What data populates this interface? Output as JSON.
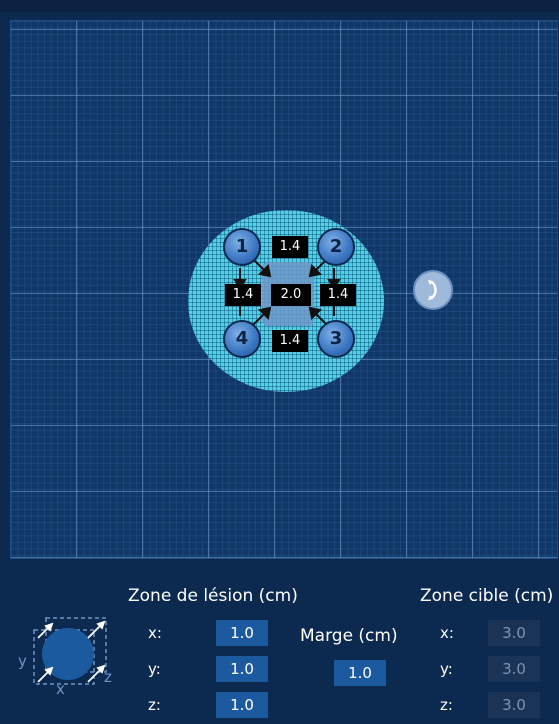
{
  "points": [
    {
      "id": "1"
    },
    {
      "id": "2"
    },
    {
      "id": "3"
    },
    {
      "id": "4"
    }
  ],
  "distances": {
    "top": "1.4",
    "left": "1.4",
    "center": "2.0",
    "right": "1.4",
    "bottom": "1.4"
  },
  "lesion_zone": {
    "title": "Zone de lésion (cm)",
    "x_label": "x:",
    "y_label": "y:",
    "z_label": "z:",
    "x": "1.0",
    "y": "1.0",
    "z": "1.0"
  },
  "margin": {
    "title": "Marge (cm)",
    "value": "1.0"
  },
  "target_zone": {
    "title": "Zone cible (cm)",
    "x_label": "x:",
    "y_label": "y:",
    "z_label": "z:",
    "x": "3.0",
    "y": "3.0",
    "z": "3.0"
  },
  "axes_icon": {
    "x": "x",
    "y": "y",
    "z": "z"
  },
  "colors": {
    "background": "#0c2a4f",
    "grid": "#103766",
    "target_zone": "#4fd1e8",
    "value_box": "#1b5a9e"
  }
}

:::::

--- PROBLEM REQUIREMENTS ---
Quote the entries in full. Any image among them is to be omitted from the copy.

--- ANSWER AREA ---
What data populates this interface? Output as JSON.
{
  "points": [
    {
      "id": "1"
    },
    {
      "id": "2"
    },
    {
      "id": "3"
    },
    {
      "id": "4"
    }
  ],
  "distances": {
    "top": "1.4",
    "left": "1.4",
    "center": "2.0",
    "right": "1.4",
    "bottom": "1.4"
  },
  "lesion_zone": {
    "title": "Zone de lésion (cm)",
    "x_label": "x:",
    "y_label": "y:",
    "z_label": "z:",
    "x": "1.0",
    "y": "1.0",
    "z": "1.0"
  },
  "margin": {
    "title": "Marge (cm)",
    "value": "1.0"
  },
  "target_zone": {
    "title": "Zone cible (cm)",
    "x_label": "x:",
    "y_label": "y:",
    "z_label": "z:",
    "x": "3.0",
    "y": "3.0",
    "z": "3.0"
  },
  "axes_icon": {
    "x": "x",
    "y": "y",
    "z": "z"
  },
  "colors": {
    "background": "#0c2a4f",
    "grid": "#103766",
    "target_zone": "#4fd1e8",
    "value_box": "#1b5a9e"
  }
}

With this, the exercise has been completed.